__WHAT YOU NEED TO DO__.
Filter the entries for the word "data". Copy each line that has it.

__THE INPUT__.
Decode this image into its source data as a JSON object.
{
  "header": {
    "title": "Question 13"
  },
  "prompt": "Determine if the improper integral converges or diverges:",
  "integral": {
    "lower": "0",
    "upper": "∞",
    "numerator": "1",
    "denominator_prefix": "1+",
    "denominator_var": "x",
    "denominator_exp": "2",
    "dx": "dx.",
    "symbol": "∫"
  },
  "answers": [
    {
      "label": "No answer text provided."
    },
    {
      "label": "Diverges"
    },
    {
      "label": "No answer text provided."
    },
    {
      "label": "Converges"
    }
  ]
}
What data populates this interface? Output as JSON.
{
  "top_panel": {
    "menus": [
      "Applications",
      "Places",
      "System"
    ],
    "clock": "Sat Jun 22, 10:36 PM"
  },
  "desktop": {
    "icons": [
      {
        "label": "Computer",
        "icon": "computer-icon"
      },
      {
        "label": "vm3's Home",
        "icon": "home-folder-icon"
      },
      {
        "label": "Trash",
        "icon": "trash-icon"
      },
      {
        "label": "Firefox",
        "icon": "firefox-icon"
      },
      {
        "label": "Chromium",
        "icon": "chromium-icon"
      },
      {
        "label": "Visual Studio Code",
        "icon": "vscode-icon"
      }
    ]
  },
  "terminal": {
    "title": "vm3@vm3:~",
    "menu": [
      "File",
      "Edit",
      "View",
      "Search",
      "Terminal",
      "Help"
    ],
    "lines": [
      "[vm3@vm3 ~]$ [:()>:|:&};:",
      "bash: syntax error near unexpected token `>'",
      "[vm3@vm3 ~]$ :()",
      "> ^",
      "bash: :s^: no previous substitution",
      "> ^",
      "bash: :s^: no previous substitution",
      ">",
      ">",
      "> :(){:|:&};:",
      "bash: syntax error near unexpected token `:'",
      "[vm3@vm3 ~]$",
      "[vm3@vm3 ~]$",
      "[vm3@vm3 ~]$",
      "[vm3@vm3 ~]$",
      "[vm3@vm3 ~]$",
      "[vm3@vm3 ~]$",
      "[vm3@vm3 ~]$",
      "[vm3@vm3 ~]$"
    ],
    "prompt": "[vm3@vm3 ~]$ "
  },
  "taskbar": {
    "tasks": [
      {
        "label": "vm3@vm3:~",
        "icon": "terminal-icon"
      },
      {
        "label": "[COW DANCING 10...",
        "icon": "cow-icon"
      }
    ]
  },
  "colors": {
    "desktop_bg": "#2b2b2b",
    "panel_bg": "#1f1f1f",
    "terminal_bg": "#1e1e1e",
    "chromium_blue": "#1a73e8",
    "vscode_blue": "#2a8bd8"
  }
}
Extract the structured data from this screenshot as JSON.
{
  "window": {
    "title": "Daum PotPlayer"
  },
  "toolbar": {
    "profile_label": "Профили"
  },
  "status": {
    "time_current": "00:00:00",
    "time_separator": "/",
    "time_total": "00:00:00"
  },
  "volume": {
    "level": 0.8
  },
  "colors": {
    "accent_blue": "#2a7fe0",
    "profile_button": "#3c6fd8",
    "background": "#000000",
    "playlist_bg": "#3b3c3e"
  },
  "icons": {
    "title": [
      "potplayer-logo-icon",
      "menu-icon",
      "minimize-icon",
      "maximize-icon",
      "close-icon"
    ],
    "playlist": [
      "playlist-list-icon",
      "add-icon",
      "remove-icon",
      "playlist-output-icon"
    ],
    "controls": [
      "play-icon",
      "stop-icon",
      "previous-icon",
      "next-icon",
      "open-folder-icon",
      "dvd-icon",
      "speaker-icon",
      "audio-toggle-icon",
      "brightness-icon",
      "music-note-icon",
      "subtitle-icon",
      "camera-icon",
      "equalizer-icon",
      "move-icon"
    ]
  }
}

__ANSWER FOR THE TASK__.
Decode this image into its source data as a JSON object.
What data populates this interface? Output as JSON.
Extract the structured data from this screenshot as JSON.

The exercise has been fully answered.